*Required work*: Repeat every line below exactly, word for word.

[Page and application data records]
↓↓↓

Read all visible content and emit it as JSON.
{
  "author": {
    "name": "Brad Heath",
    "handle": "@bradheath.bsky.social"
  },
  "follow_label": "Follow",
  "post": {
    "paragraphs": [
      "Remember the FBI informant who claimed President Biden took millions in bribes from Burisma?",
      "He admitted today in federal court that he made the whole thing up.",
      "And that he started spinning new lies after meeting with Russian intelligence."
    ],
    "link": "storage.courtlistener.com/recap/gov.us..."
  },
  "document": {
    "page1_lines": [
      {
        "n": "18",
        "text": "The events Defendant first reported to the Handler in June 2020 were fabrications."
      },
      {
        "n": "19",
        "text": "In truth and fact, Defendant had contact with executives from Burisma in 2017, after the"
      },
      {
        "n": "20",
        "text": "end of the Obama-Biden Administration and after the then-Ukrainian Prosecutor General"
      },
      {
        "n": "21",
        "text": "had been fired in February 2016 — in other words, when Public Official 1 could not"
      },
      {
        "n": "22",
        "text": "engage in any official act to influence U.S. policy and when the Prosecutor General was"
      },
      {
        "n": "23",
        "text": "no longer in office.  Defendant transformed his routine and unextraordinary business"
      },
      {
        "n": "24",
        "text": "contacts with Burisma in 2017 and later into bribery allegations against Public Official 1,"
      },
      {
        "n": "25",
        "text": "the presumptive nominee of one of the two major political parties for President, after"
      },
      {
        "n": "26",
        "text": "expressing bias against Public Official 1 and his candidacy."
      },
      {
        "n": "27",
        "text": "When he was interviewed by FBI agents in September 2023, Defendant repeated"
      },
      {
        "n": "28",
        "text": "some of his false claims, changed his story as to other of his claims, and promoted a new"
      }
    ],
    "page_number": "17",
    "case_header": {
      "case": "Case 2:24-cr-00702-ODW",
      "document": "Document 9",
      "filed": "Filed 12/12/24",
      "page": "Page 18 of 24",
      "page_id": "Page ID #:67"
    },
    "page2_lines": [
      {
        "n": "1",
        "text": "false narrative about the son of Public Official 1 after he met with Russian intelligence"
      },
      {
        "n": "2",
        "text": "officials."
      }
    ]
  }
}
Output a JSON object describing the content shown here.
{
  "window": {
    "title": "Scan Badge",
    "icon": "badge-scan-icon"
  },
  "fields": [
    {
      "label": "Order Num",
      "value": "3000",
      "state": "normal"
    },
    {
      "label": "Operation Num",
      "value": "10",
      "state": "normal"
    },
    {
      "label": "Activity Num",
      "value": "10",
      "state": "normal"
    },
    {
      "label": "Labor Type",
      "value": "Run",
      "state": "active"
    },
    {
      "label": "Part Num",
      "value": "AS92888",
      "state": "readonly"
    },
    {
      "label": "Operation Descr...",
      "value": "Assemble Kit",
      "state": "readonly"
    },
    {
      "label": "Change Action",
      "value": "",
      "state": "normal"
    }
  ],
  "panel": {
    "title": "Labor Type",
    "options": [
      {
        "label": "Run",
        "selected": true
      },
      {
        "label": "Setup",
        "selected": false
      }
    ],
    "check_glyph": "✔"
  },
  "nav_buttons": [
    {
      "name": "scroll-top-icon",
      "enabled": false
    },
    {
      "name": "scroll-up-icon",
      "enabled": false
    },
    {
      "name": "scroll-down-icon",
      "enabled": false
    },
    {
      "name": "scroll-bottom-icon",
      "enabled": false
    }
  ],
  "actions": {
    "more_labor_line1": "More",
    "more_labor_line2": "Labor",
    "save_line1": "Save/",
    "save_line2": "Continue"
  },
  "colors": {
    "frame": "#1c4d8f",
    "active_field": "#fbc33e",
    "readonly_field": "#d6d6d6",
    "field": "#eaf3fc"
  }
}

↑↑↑

*Your response*:
Read all visible content and emit it as JSON.
{
  "author": {
    "name": "Brad Heath",
    "handle": "@bradheath.bsky.social"
  },
  "follow_label": "Follow",
  "post": {
    "paragraphs": [
      "Remember the FBI informant who claimed President Biden took millions in bribes from Burisma?",
      "He admitted today in federal court that he made the whole thing up.",
      "And that he started spinning new lies after meeting with Russian intelligence."
    ],
    "link": "storage.courtlistener.com/recap/gov.us..."
  },
  "document": {
    "page1_lines": [
      {
        "n": "18",
        "text": "The events Defendant first reported to the Handler in June 2020 were fabrications."
      },
      {
        "n": "19",
        "text": "In truth and fact, Defendant had contact with executives from Burisma in 2017, after the"
      },
      {
        "n": "20",
        "text": "end of the Obama-Biden Administration and after the then-Ukrainian Prosecutor General"
      },
      {
        "n": "21",
        "text": "had been fired in February 2016 — in other words, when Public Official 1 could not"
      },
      {
        "n": "22",
        "text": "engage in any official act to influence U.S. policy and when the Prosecutor General was"
      },
      {
        "n": "23",
        "text": "no longer in office.  Defendant transformed his routine and unextraordinary business"
      },
      {
        "n": "24",
        "text": "contacts with Burisma in 2017 and later into bribery allegations against Public Official 1,"
      },
      {
        "n": "25",
        "text": "the presumptive nominee of one of the two major political parties for President, after"
      },
      {
        "n": "26",
        "text": "expressing bias against Public Official 1 and his candidacy."
      },
      {
        "n": "27",
        "text": "When he was interviewed by FBI agents in September 2023, Defendant repeated"
      },
      {
        "n": "28",
        "text": "some of his false claims, changed his story as to other of his claims, and promoted a new"
      }
    ],
    "page_number": "17",
    "case_header": {
      "case": "Case 2:24-cr-00702-ODW",
      "document": "Document 9",
      "filed": "Filed 12/12/24",
      "page": "Page 18 of 24",
      "page_id": "Page ID #:67"
    },
    "page2_lines": [
      {
        "n": "1",
        "text": "false narrative about the son of Public Official 1 after he met with Russian intelligence"
      },
      {
        "n": "2",
        "text": "officials."
      }
    ]
  }
}
Output a JSON object describing the content shown here.
{
  "window": {
    "title": "Scan Badge",
    "icon": "badge-scan-icon"
  },
  "fields": [
    {
      "label": "Order Num",
      "value": "3000",
      "state": "normal"
    },
    {
      "label": "Operation Num",
      "value": "10",
      "state": "normal"
    },
    {
      "label": "Activity Num",
      "value": "10",
      "state": "normal"
    },
    {
      "label": "Labor Type",
      "value": "Run",
      "state": "active"
    },
    {
      "label": "Part Num",
      "value": "AS92888",
      "state": "readonly"
    },
    {
      "label": "Operation Descr...",
      "value": "Assemble Kit",
      "state": "readonly"
    },
    {
      "label": "Change Action",
      "value": "",
      "state": "normal"
    }
  ],
  "panel": {
    "title": "Labor Type",
    "options": [
      {
        "label": "Run",
        "selected": true
      },
      {
        "label": "Setup",
        "selected": false
      }
    ],
    "check_glyph": "✔"
  },
  "nav_buttons": [
    {
      "name": "scroll-top-icon",
      "enabled": false
    },
    {
      "name": "scroll-up-icon",
      "enabled": false
    },
    {
      "name": "scroll-down-icon",
      "enabled": false
    },
    {
      "name": "scroll-bottom-icon",
      "enabled": false
    }
  ],
  "actions": {
    "more_labor_line1": "More",
    "more_labor_line2": "Labor",
    "save_line1": "Save/",
    "save_line2": "Continue"
  },
  "colors": {
    "frame": "#1c4d8f",
    "active_field": "#fbc33e",
    "readonly_field": "#d6d6d6",
    "field": "#eaf3fc"
  }
}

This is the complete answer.